Data supplied Start Marker

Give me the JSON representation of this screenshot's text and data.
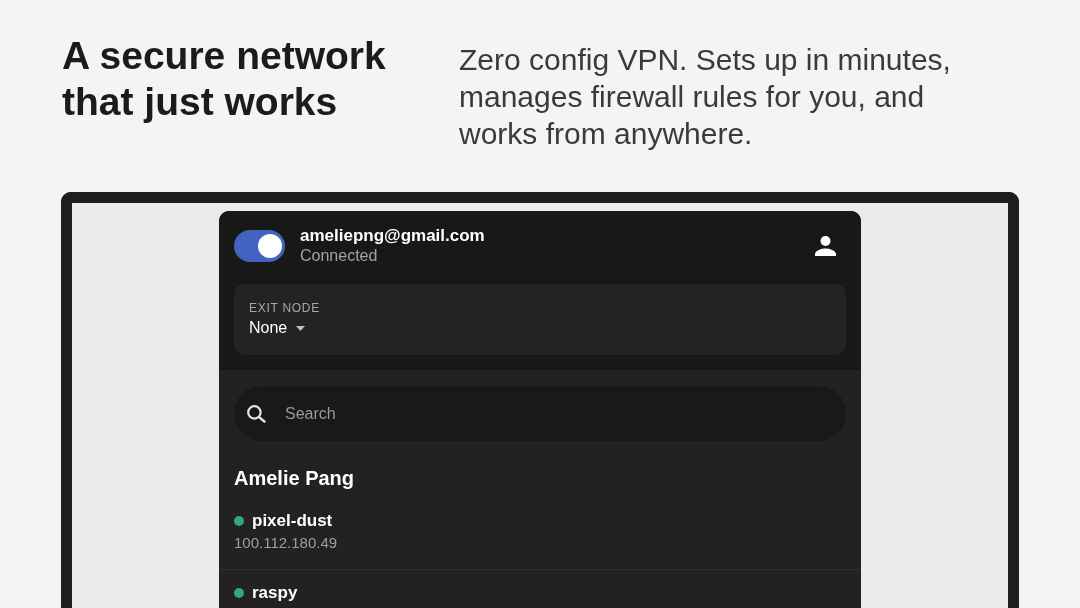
{
  "hero": {
    "headline": "A secure network that just works",
    "description": "Zero config VPN. Sets up in minutes, manages firewall rules for you, and works from anywhere."
  },
  "app": {
    "header": {
      "vpn_toggle": {
        "on": true
      },
      "account": "ameliepng@gmail.com",
      "status": "Connected"
    },
    "exit_node": {
      "label": "EXIT NODE",
      "value": "None"
    },
    "search": {
      "placeholder": "Search"
    },
    "owner": "Amelie Pang",
    "devices": [
      {
        "name": "pixel-dust",
        "address": "100.112.180.49",
        "online": true
      },
      {
        "name": "raspy",
        "online": true
      }
    ]
  }
}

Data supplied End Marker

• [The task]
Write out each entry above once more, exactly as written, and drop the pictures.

• [Task response]
Give me the JSON representation of this screenshot's text and data.
{
  "hero": {
    "headline": "A secure network that just works",
    "description": "Zero config VPN. Sets up in minutes, manages firewall rules for you, and works from anywhere."
  },
  "app": {
    "header": {
      "vpn_toggle": {
        "on": true
      },
      "account": "ameliepng@gmail.com",
      "status": "Connected"
    },
    "exit_node": {
      "label": "EXIT NODE",
      "value": "None"
    },
    "search": {
      "placeholder": "Search"
    },
    "owner": "Amelie Pang",
    "devices": [
      {
        "name": "pixel-dust",
        "address": "100.112.180.49",
        "online": true
      },
      {
        "name": "raspy",
        "online": true
      }
    ]
  }
}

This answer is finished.